Data listing —
▶

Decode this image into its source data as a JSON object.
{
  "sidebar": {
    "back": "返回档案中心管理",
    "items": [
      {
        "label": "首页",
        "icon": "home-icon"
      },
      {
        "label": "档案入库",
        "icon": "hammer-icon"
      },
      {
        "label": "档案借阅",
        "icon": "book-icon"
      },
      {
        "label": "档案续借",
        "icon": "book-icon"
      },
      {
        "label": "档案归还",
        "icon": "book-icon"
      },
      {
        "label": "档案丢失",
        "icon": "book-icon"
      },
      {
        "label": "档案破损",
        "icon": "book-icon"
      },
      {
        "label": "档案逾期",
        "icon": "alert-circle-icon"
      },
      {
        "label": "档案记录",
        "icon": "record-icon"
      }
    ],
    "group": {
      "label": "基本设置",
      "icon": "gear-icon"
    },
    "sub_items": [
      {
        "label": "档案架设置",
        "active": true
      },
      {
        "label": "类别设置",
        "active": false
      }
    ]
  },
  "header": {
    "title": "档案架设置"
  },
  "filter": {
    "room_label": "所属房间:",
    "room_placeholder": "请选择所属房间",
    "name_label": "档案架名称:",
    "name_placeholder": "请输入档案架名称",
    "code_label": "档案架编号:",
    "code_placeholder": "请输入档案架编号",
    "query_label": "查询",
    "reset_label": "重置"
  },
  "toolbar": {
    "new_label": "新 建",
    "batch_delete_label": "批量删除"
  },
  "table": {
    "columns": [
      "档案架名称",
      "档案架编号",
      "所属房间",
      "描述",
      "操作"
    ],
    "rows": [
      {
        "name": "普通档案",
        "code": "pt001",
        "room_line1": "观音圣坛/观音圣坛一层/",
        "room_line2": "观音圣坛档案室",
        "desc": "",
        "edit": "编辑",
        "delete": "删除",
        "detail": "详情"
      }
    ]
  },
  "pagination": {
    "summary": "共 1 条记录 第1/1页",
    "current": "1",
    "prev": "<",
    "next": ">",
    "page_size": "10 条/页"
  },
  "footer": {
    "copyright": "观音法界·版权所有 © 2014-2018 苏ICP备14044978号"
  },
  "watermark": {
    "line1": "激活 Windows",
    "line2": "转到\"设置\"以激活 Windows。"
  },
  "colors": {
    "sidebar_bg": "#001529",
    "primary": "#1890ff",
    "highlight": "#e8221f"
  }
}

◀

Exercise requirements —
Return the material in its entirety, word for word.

Solution to this task —
Decode this image into its source data as a JSON object.
{
  "sidebar": {
    "back": "返回档案中心管理",
    "items": [
      {
        "label": "首页",
        "icon": "home-icon"
      },
      {
        "label": "档案入库",
        "icon": "hammer-icon"
      },
      {
        "label": "档案借阅",
        "icon": "book-icon"
      },
      {
        "label": "档案续借",
        "icon": "book-icon"
      },
      {
        "label": "档案归还",
        "icon": "book-icon"
      },
      {
        "label": "档案丢失",
        "icon": "book-icon"
      },
      {
        "label": "档案破损",
        "icon": "book-icon"
      },
      {
        "label": "档案逾期",
        "icon": "alert-circle-icon"
      },
      {
        "label": "档案记录",
        "icon": "record-icon"
      }
    ],
    "group": {
      "label": "基本设置",
      "icon": "gear-icon"
    },
    "sub_items": [
      {
        "label": "档案架设置",
        "active": true
      },
      {
        "label": "类别设置",
        "active": false
      }
    ]
  },
  "header": {
    "title": "档案架设置"
  },
  "filter": {
    "room_label": "所属房间:",
    "room_placeholder": "请选择所属房间",
    "name_label": "档案架名称:",
    "name_placeholder": "请输入档案架名称",
    "code_label": "档案架编号:",
    "code_placeholder": "请输入档案架编号",
    "query_label": "查询",
    "reset_label": "重置"
  },
  "toolbar": {
    "new_label": "新 建",
    "batch_delete_label": "批量删除"
  },
  "table": {
    "columns": [
      "档案架名称",
      "档案架编号",
      "所属房间",
      "描述",
      "操作"
    ],
    "rows": [
      {
        "name": "普通档案",
        "code": "pt001",
        "room_line1": "观音圣坛/观音圣坛一层/",
        "room_line2": "观音圣坛档案室",
        "desc": "",
        "edit": "编辑",
        "delete": "删除",
        "detail": "详情"
      }
    ]
  },
  "pagination": {
    "summary": "共 1 条记录 第1/1页",
    "current": "1",
    "prev": "<",
    "next": ">",
    "page_size": "10 条/页"
  },
  "footer": {
    "copyright": "观音法界·版权所有 © 2014-2018 苏ICP备14044978号"
  },
  "watermark": {
    "line1": "激活 Windows",
    "line2": "转到\"设置\"以激活 Windows。"
  },
  "colors": {
    "sidebar_bg": "#001529",
    "primary": "#1890ff",
    "highlight": "#e8221f"
  }
}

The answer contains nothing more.